**What you need to do**
Return every record verbatim.

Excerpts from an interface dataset
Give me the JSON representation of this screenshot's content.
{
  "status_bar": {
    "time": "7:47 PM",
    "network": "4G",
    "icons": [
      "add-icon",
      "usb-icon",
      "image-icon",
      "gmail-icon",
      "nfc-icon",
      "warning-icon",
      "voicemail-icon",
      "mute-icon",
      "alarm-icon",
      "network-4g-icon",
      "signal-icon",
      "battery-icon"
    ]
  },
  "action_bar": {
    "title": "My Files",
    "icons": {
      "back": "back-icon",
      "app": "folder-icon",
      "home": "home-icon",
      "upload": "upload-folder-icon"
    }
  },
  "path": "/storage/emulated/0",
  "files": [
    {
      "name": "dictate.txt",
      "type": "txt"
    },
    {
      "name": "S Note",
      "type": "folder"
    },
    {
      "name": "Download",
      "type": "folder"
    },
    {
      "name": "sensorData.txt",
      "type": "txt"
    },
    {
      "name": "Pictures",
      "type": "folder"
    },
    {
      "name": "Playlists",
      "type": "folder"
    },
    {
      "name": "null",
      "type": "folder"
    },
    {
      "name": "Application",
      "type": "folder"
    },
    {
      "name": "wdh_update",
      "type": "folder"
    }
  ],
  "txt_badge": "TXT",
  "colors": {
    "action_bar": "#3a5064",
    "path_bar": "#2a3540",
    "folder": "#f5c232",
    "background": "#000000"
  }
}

**Output of the task**
Give me the JSON representation of this screenshot's content.
{
  "status_bar": {
    "time": "7:47 PM",
    "network": "4G",
    "icons": [
      "add-icon",
      "usb-icon",
      "image-icon",
      "gmail-icon",
      "nfc-icon",
      "warning-icon",
      "voicemail-icon",
      "mute-icon",
      "alarm-icon",
      "network-4g-icon",
      "signal-icon",
      "battery-icon"
    ]
  },
  "action_bar": {
    "title": "My Files",
    "icons": {
      "back": "back-icon",
      "app": "folder-icon",
      "home": "home-icon",
      "upload": "upload-folder-icon"
    }
  },
  "path": "/storage/emulated/0",
  "files": [
    {
      "name": "dictate.txt",
      "type": "txt"
    },
    {
      "name": "S Note",
      "type": "folder"
    },
    {
      "name": "Download",
      "type": "folder"
    },
    {
      "name": "sensorData.txt",
      "type": "txt"
    },
    {
      "name": "Pictures",
      "type": "folder"
    },
    {
      "name": "Playlists",
      "type": "folder"
    },
    {
      "name": "null",
      "type": "folder"
    },
    {
      "name": "Application",
      "type": "folder"
    },
    {
      "name": "wdh_update",
      "type": "folder"
    }
  ],
  "txt_badge": "TXT",
  "colors": {
    "action_bar": "#3a5064",
    "path_bar": "#2a3540",
    "folder": "#f5c232",
    "background": "#000000"
  }
}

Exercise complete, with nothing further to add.